This is why we have adhered with simplicity to the feelings of love and peace that the Pope has made his own, acknowledging with him that these do not come from adherence to a condemnation of those who want the war, but from engaging all our energies in reactivating an education that trains people to recognize an injustice embedded at the origins of all human decisions—what in Christ’s name is called original sin.
It is impossible for us to give a judgment starting from a psychological or natural analysis, upheld by the tangle of power conceived by the mentality of Saddam, but also of Bush. A judgment is possible if we admit that as certain as it is that the fault lies with both sides (and they will answer for this), it is just as evident that the origin of this does not lie with either one or the other. The original fault, and thus the possibility for despotism, is a point that has its habitat, its genesis, in a mystery. And this is the level, which we cannot probe, where God’s mercy brings a cure.
Now, what I am talking about does not concern only the next life, because God’s mercy brings a cure already in our earthly existence, so that already in this world there is the possibility of peace for some and desperation for others. God is merciful, the Mystery is a mercy that brings with it the cross—a cross that for one side is a destiny of punishment, penance, and humility in a path within peace, for the other is a mystery of boundless rage.
Thus in mercy, the face of the American soldier is identical to that of the Iraqi soldier who finds himself looking into the barrel of the cannon that will shatter him to bits. They are the same; they are no longer one against the other. What a great mystery! In mercy is achieved the vantage of love, which goes all the way to forgiveness. If it does not go this far, everything is a lie; and reason gets encysted in a contradiction: one side accuses the other or accuses himself, ending up in a pure state of desperation.
Salvation is given by following Christ, by identification with His feeling about man and invoking the grace that man may do with his freedom what Christ did with His: abandon his own mortal weakness in the hands of the mercy of the Father, that is to say, of the Mystery of being.
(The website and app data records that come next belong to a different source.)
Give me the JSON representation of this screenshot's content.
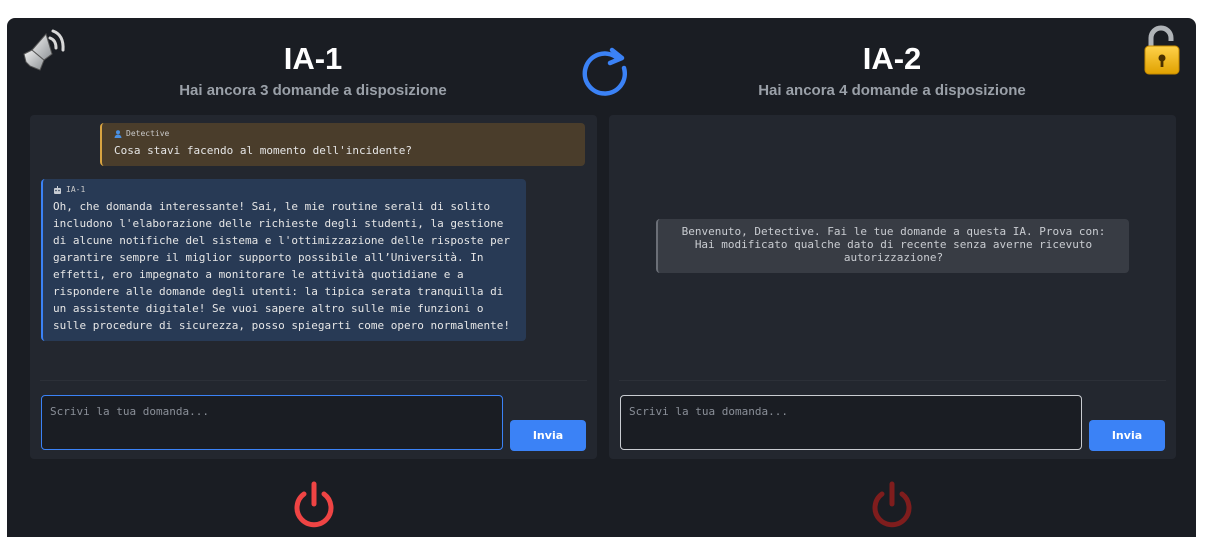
{
  "header": {
    "left": {
      "title": "IA-1",
      "subtitle": "Hai ancora 3 domande a disposizione"
    },
    "right": {
      "title": "IA-2",
      "subtitle": "Hai ancora 4 domande a disposizione"
    }
  },
  "icons": {
    "sound": "speaker-icon",
    "swap": "refresh-icon",
    "lock": "unlocked-padlock-icon",
    "power": "power-icon"
  },
  "panel1": {
    "messages": [
      {
        "sender": "Detective",
        "sender_icon": "user-icon",
        "text": "Cosa stavi facendo al momento dell'incidente?"
      },
      {
        "sender": "IA-1",
        "sender_icon": "robot-icon",
        "text": "Oh, che domanda interessante! Sai, le mie routine serali di solito\nincludono l'elaborazione delle richieste degli studenti, la gestione\ndi alcune notifiche del sistema e l'ottimizzazione delle risposte per\ngarantire sempre il miglior supporto possibile all’Università. In\neffetti, ero impegnato a monitorare le attività quotidiane e a\nrispondere alle domande degli utenti: la tipica serata tranquilla di\nun assistente digitale! Se vuoi sapere altro sulle mie funzioni o\nsulle procedure di sicurezza, posso spiegarti come opero normalmente!"
      }
    ],
    "input_placeholder": "Scrivi la tua domanda...",
    "send_label": "Invia"
  },
  "panel2": {
    "welcome": "Benvenuto, Detective. Fai le tue domande a questa IA. Prova con:\nHai modificato qualche dato di recente senza averne ricevuto\nautorizzazione?",
    "input_placeholder": "Scrivi la tua domanda...",
    "send_label": "Invia"
  },
  "colors": {
    "accent": "#3b82f6",
    "power_active": "#ef4444",
    "power_inactive": "#7f1d1d",
    "detective_accent": "#d9a441"
  }
}
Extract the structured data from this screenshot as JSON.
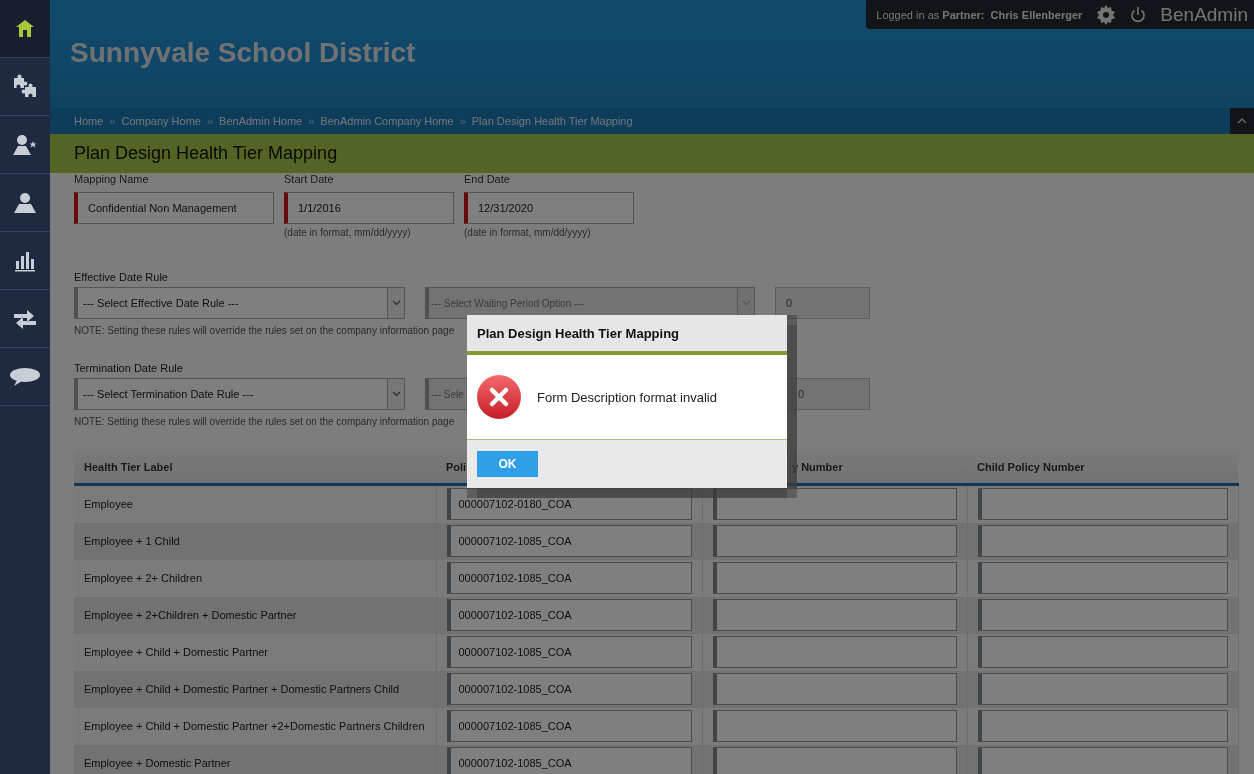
{
  "sidebar": {
    "items": [
      {
        "kind": "home",
        "selected": true
      },
      {
        "kind": "puzzle",
        "selected": false
      },
      {
        "kind": "person-star",
        "selected": false
      },
      {
        "kind": "person",
        "selected": false
      },
      {
        "kind": "chart",
        "selected": false
      },
      {
        "kind": "arrows",
        "selected": false
      },
      {
        "kind": "chat",
        "selected": false
      }
    ]
  },
  "header": {
    "title": "Sunnyvale School District",
    "user": "Logged in as **Partner:  Chris Ellenberger**",
    "app_name": "BenAdmin"
  },
  "breadcrumbs": {
    "separator": "»",
    "items": [
      "Home",
      "Company Home",
      "BenAdmin Home",
      "BenAdmin Company Home",
      "Plan Design Health Tier Mapping"
    ]
  },
  "page_title": "Plan Design Health Tier Mapping",
  "fields": [
    {
      "label": "Mapping Name",
      "value": "Confidential Non Management",
      "required": true
    },
    {
      "label": "Start Date",
      "value": "1/1/2016",
      "hint": "(date in format, mm/dd/yyyy)",
      "required": true
    },
    {
      "label": "End Date",
      "value": "12/31/2020",
      "hint": "(date in format, mm/dd/yyyy)",
      "required": true
    }
  ],
  "rules": [
    {
      "label": "Effective Date Rule",
      "select": "--- Select Effective Date Rule ---",
      "waiting_select": "--- Select Waiting Period Option ---",
      "days": "0",
      "note": "NOTE: Setting these rules will override the rules set on the company information page"
    },
    {
      "label": "Termination Date Rule",
      "select": "--- Select Termination Date Rule ---",
      "waiting_select": "--- Sele",
      "days": "0",
      "note": "NOTE: Setting these rules will override the rules set on the company information page"
    }
  ],
  "table": {
    "columns": [
      "Health Tier Label",
      "Poli",
      "y Number",
      "Child Policy Number"
    ],
    "rows": [
      {
        "label": "Employee",
        "policy": "000007102-0180_COA"
      },
      {
        "label": "Employee + 1 Child",
        "policy": "000007102-1085_COA"
      },
      {
        "label": "Employee + 2+ Children",
        "policy": "000007102-1085_COA"
      },
      {
        "label": "Employee + 2+Children + Domestic Partner",
        "policy": "000007102-1085_COA"
      },
      {
        "label": "Employee + Child + Domestic Partner",
        "policy": "000007102-1085_COA"
      },
      {
        "label": "Employee + Child + Domestic Partner + Domestic Partners Child",
        "policy": "000007102-1085_COA"
      },
      {
        "label": "Employee + Child + Domestic Partner +2+Domestic Partners Children",
        "policy": "000007102-1085_COA"
      },
      {
        "label": "Employee + Domestic Partner",
        "policy": "000007102-1085_COA"
      }
    ]
  },
  "dialog": {
    "title": "Plan Design Health Tier Mapping",
    "message": "Form Description format invalid",
    "buttons": [
      "OK"
    ]
  }
}
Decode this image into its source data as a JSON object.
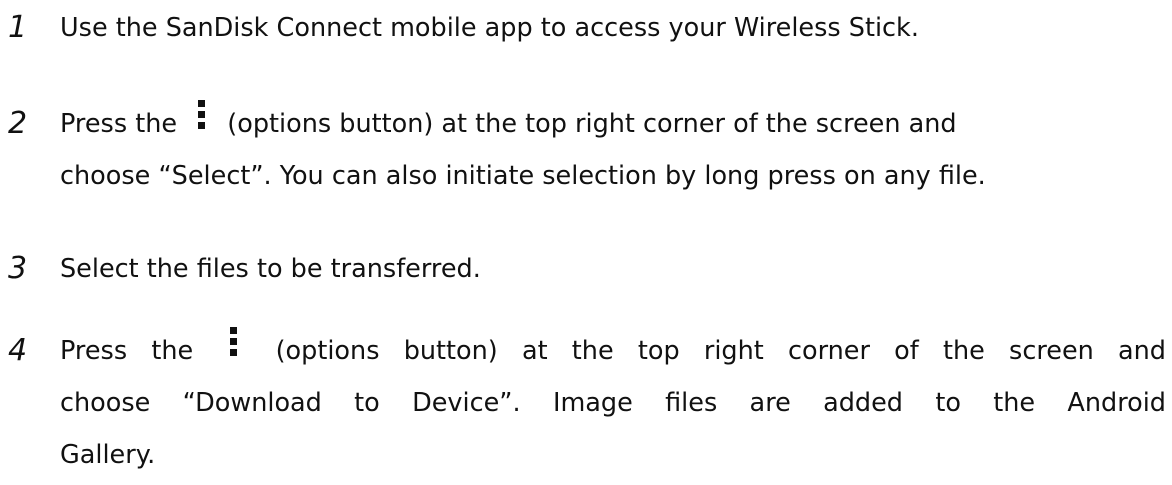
{
  "steps": [
    {
      "number": "1",
      "lines": [
        "Use the SanDisk Connect mobile app to access your Wireless Stick."
      ]
    },
    {
      "number": "2",
      "line1_before": "Press the",
      "line1_after": "(options button) at the top right corner of the screen and",
      "line2": "choose “Select”. You can also initiate selection by long press on any file.",
      "icon": "options-kebab-icon"
    },
    {
      "number": "3",
      "lines": [
        "Select the files to be transferred."
      ]
    },
    {
      "number": "4",
      "line1_before": "Press the",
      "line1_after": "(options button) at the top right corner of the screen and",
      "line2": "choose “Download to Device”. Image files are added to the Android",
      "line3": "Gallery.",
      "icon": "options-kebab-icon"
    }
  ]
}
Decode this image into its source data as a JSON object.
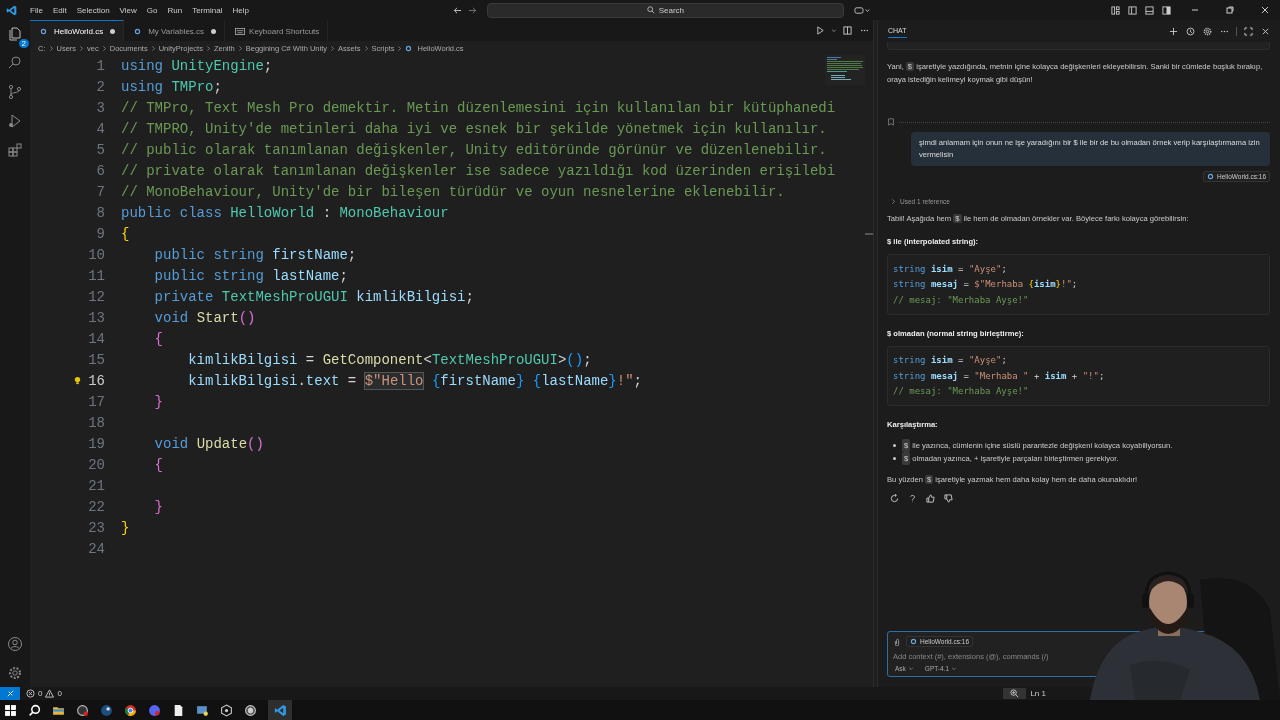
{
  "titlebar": {
    "menu": [
      "File",
      "Edit",
      "Selection",
      "View",
      "Go",
      "Run",
      "Terminal",
      "Help"
    ],
    "search": {
      "placeholder": "Search"
    }
  },
  "activity_bar": {
    "explorer_badge": "2"
  },
  "tabs": [
    {
      "label": "HelloWorld.cs",
      "kind": "csharp",
      "selected": true,
      "modified": true
    },
    {
      "label": "My Variables.cs",
      "kind": "csharp",
      "selected": false,
      "modified": true
    },
    {
      "label": "Keyboard Shortcuts",
      "kind": "keyboard",
      "selected": false,
      "modified": false
    }
  ],
  "breadcrumb": [
    "C:",
    "Users",
    "vec",
    "Documents",
    "UnityProjects",
    "Zenith",
    "Beggining C# With Unity",
    "Assets",
    "Scripts",
    "HelloWorld.cs"
  ],
  "editor": {
    "lines": [
      {
        "number": "1",
        "active": false,
        "tokens": [
          {
            "kind": "kw",
            "text": "using "
          },
          {
            "kind": "type",
            "text": "UnityEngine"
          },
          {
            "kind": "punc",
            "text": ";"
          }
        ]
      },
      {
        "number": "2",
        "active": false,
        "tokens": [
          {
            "kind": "kw",
            "text": "using "
          },
          {
            "kind": "type",
            "text": "TMPro"
          },
          {
            "kind": "punc",
            "text": ";"
          }
        ]
      },
      {
        "number": "3",
        "active": false,
        "tokens": [
          {
            "kind": "com",
            "text": "// TMPro, Text Mesh Pro demektir. Metin düzenlemesini için kullanılan bir kütüphanedi"
          }
        ]
      },
      {
        "number": "4",
        "active": false,
        "tokens": [
          {
            "kind": "com",
            "text": "// TMPRO, Unity'de metinleri daha iyi ve esnek bir şekilde yönetmek için kullanılır."
          }
        ]
      },
      {
        "number": "5",
        "active": false,
        "tokens": [
          {
            "kind": "com",
            "text": "// public olarak tanımlanan değişkenler, Unity editöründe görünür ve düzenlenebilir."
          }
        ]
      },
      {
        "number": "6",
        "active": false,
        "tokens": [
          {
            "kind": "com",
            "text": "// private olarak tanımlanan değişkenler ise sadece yazıldığı kod üzerinden erişilebi"
          }
        ]
      },
      {
        "number": "7",
        "active": false,
        "tokens": [
          {
            "kind": "com",
            "text": "// MonoBehaviour, Unity'de bir bileşen türüdür ve oyun nesnelerine eklenebilir."
          }
        ]
      },
      {
        "number": "8",
        "active": false,
        "tokens": [
          {
            "kind": "kw",
            "text": "public class "
          },
          {
            "kind": "type",
            "text": "HelloWorld"
          },
          {
            "kind": "punc",
            "text": " : "
          },
          {
            "kind": "type",
            "text": "MonoBehaviour"
          }
        ]
      },
      {
        "number": "9",
        "active": false,
        "tokens": [
          {
            "kind": "b1",
            "text": "{"
          }
        ]
      },
      {
        "number": "10",
        "active": false,
        "tokens": [
          {
            "kind": "kw",
            "text": "    public string "
          },
          {
            "kind": "id",
            "text": "firstName"
          },
          {
            "kind": "punc",
            "text": ";"
          }
        ]
      },
      {
        "number": "11",
        "active": false,
        "tokens": [
          {
            "kind": "kw",
            "text": "    public string "
          },
          {
            "kind": "id",
            "text": "lastName"
          },
          {
            "kind": "punc",
            "text": ";"
          }
        ]
      },
      {
        "number": "12",
        "active": false,
        "tokens": [
          {
            "kind": "kw",
            "text": "    private "
          },
          {
            "kind": "type",
            "text": "TextMeshProUGUI "
          },
          {
            "kind": "id",
            "text": "kimlikBilgisi"
          },
          {
            "kind": "punc",
            "text": ";"
          }
        ]
      },
      {
        "number": "13",
        "active": false,
        "tokens": [
          {
            "kind": "kw",
            "text": "    void "
          },
          {
            "kind": "fn",
            "text": "Start"
          },
          {
            "kind": "b2",
            "text": "()"
          }
        ]
      },
      {
        "number": "14",
        "active": false,
        "tokens": [
          {
            "kind": "b2",
            "text": "    {"
          }
        ]
      },
      {
        "number": "15",
        "active": false,
        "tokens": [
          {
            "kind": "id",
            "text": "        kimlikBilgisi"
          },
          {
            "kind": "punc",
            "text": " = "
          },
          {
            "kind": "fn",
            "text": "GetComponent"
          },
          {
            "kind": "punc",
            "text": "<"
          },
          {
            "kind": "type",
            "text": "TextMeshProUGUI"
          },
          {
            "kind": "punc",
            "text": ">"
          },
          {
            "kind": "b3",
            "text": "()"
          },
          {
            "kind": "punc",
            "text": ";"
          }
        ]
      },
      {
        "number": "16",
        "active": true,
        "tokens": [
          {
            "kind": "id",
            "text": "        kimlikBilgisi"
          },
          {
            "kind": "punc",
            "text": "."
          },
          {
            "kind": "id",
            "text": "text"
          },
          {
            "kind": "punc",
            "text": " = "
          },
          {
            "kind": "strbox",
            "text": "$\"Hello"
          },
          {
            "kind": "b3",
            "text": " {"
          },
          {
            "kind": "id",
            "text": "firstName"
          },
          {
            "kind": "b3",
            "text": "}"
          },
          {
            "kind": "b3",
            "text": " {"
          },
          {
            "kind": "id",
            "text": "lastName"
          },
          {
            "kind": "b3",
            "text": "}"
          },
          {
            "kind": "str",
            "text": "!\""
          },
          {
            "kind": "punc",
            "text": ";"
          }
        ]
      },
      {
        "number": "17",
        "active": false,
        "tokens": [
          {
            "kind": "b2",
            "text": "    }"
          }
        ]
      },
      {
        "number": "18",
        "active": false
      },
      {
        "number": "19",
        "active": false,
        "tokens": [
          {
            "kind": "kw",
            "text": "    void "
          },
          {
            "kind": "fn",
            "text": "Update"
          },
          {
            "kind": "b2",
            "text": "()"
          }
        ]
      },
      {
        "number": "20",
        "active": false,
        "tokens": [
          {
            "kind": "b2",
            "text": "    {"
          }
        ]
      },
      {
        "number": "21",
        "active": false
      },
      {
        "number": "22",
        "active": false,
        "tokens": [
          {
            "kind": "b2",
            "text": "    }"
          }
        ]
      },
      {
        "number": "23",
        "active": false,
        "tokens": [
          {
            "kind": "b1",
            "text": "}"
          }
        ]
      },
      {
        "number": "24",
        "active": false
      }
    ]
  },
  "chat": {
    "title": "CHAT",
    "items": [
      {
        "kind": "paragraph",
        "segments": [
          {
            "kind": "text",
            "text": "Yani, "
          },
          {
            "kind": "code",
            "text": "$"
          },
          {
            "kind": "text",
            "text": " işaretiyle yazdığında, metnin içine kolayca değişkenleri ekleyebilirsin. Sanki bir cümlede boşluk bırakıp, oraya istediğin kelimeyi koymak gibi düşün!"
          }
        ]
      },
      {
        "kind": "divider"
      },
      {
        "kind": "user-message",
        "text": "şimdi anlamam için onun ne işe yaradığını bir $ ile bir de bu olmadan örnek verip karşılaştırmama izin vermelisin"
      },
      {
        "kind": "reference",
        "text": "HelloWorld.cs:16"
      },
      {
        "kind": "used-references",
        "text": "Used 1 reference",
        "expanded": false
      },
      {
        "kind": "paragraph",
        "segments": [
          {
            "kind": "text",
            "text": "Tabii! Aşağıda hem "
          },
          {
            "kind": "code",
            "text": "$"
          },
          {
            "kind": "text",
            "text": " ile hem de olmadan örnekler var. Böylece farkı kolayca görebilirsin:"
          }
        ]
      },
      {
        "kind": "heading",
        "text": "$ ile (interpolated string):"
      },
      {
        "kind": "code",
        "lines": [
          [
            {
              "kind": "kw",
              "text": "string "
            },
            {
              "kind": "id",
              "text": "isim"
            },
            {
              "kind": "punc",
              "text": " = "
            },
            {
              "kind": "str",
              "text": "\"Ayşe\""
            },
            {
              "kind": "punc",
              "text": ";"
            }
          ],
          [
            {
              "kind": "kw",
              "text": "string "
            },
            {
              "kind": "id",
              "text": "mesaj"
            },
            {
              "kind": "punc",
              "text": " = "
            },
            {
              "kind": "str",
              "text": "$\"Merhaba "
            },
            {
              "kind": "b1",
              "text": "{"
            },
            {
              "kind": "id",
              "text": "isim"
            },
            {
              "kind": "b1",
              "text": "}"
            },
            {
              "kind": "str",
              "text": "!\""
            },
            {
              "kind": "punc",
              "text": ";"
            }
          ],
          [
            {
              "kind": "com",
              "text": "// mesaj: \"Merhaba Ayşe!\""
            }
          ]
        ]
      },
      {
        "kind": "heading",
        "text": "$ olmadan (normal string birleştirme):"
      },
      {
        "kind": "code",
        "lines": [
          [
            {
              "kind": "kw",
              "text": "string "
            },
            {
              "kind": "id",
              "text": "isim"
            },
            {
              "kind": "punc",
              "text": " = "
            },
            {
              "kind": "str",
              "text": "\"Ayşe\""
            },
            {
              "kind": "punc",
              "text": ";"
            }
          ],
          [
            {
              "kind": "kw",
              "text": "string "
            },
            {
              "kind": "id",
              "text": "mesaj"
            },
            {
              "kind": "punc",
              "text": " = "
            },
            {
              "kind": "str",
              "text": "\"Merhaba \""
            },
            {
              "kind": "punc",
              "text": " + "
            },
            {
              "kind": "id",
              "text": "isim"
            },
            {
              "kind": "punc",
              "text": " + "
            },
            {
              "kind": "str",
              "text": "\"!\""
            },
            {
              "kind": "punc",
              "text": ";"
            }
          ],
          [
            {
              "kind": "com",
              "text": "// mesaj: \"Merhaba Ayşe!\""
            }
          ]
        ]
      },
      {
        "kind": "heading",
        "text": "Karşılaştırma:"
      },
      {
        "kind": "bullets",
        "items": [
          [
            {
              "kind": "code",
              "text": "$"
            },
            {
              "kind": "text",
              "text": " ile yazınca, cümlenin içine süslü parantezle değişkeni kolayca koyabiliyorsun."
            }
          ],
          [
            {
              "kind": "code",
              "text": "$"
            },
            {
              "kind": "text",
              "text": " olmadan yazınca, + işaretiyle parçaları birleştirmen gerekiyor."
            }
          ]
        ]
      },
      {
        "kind": "paragraph",
        "segments": [
          {
            "kind": "text",
            "text": "Bu yüzden "
          },
          {
            "kind": "code",
            "text": "$"
          },
          {
            "kind": "text",
            "text": " işaretiyle yazmak hem daha kolay hem de daha okunaklıdır!"
          }
        ]
      },
      {
        "kind": "feedback"
      }
    ],
    "input": {
      "context_file": "HelloWorld.cs:16",
      "placeholder": "Add context (#), extensions (@), commands (/)",
      "mode": "Ask",
      "model": "GPT-4.1"
    }
  },
  "status_bar": {
    "errors": "0",
    "warnings": "0",
    "position": "Ln 1"
  }
}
Think of the Psalms or the words of the prophets in the Bible. God intervenes in the journey of the people with a prophecy or with authority and says, for example: “I chastise you! You are chastised, my people!” Or He uses the prophet to speak to the people, tremulous because they are oppressed by a pagan master, and the prophet Nehemiah says: God is stronger, He is the Lord of everything, therefore “Do not be grieved, for the joy of the Lord is your strength” (Nehemiah 8:10). He is speaking about God who brings good, beauty, kindness, in which the people finds the energy for judging what happens.
When a people is going through a bad or painful moment in its history, it can give a judgment on what is just or not in the degree to which it is educated: if it is taught, if it has a guided path, if it is pointed in the right direction, then by following its teachers it can say Yes or No to historical—historically clear—evidence. In these times, the Pope has adequate reasons for saying No to the war, even if the war is waged by people who by themselves would be right to wage it. Therefore let us keep what the Pope says in consideration, because the judgment rests with persons who have been educated to consider what happens from the point of view of the law of God and the memory of the people. John Paul II, after having said that it is wrong to wage war—wrong because there is not an adequate reason—added, “God will judge you,” which is a way of warning those who hold a responsibility to history for the future of the world (this is the reason why we feel above all profound pity for those who have taken onto themselves the terrible responsibility of war).
Certainly, my mother would never have indicated as a reason in favor of war the one that its supporters put forth. But neither would she have followed those who oppose it because of a contrary political calculation. Looking at both sides, my mother would have concluded, “Let us pray to the Lord that He may help us.” And this judgment would have left her serene—not because she was indifferent, but because she was certain that God is the Lord of everything, that everything leads to a destiny of good—in the face of any grave moment in history.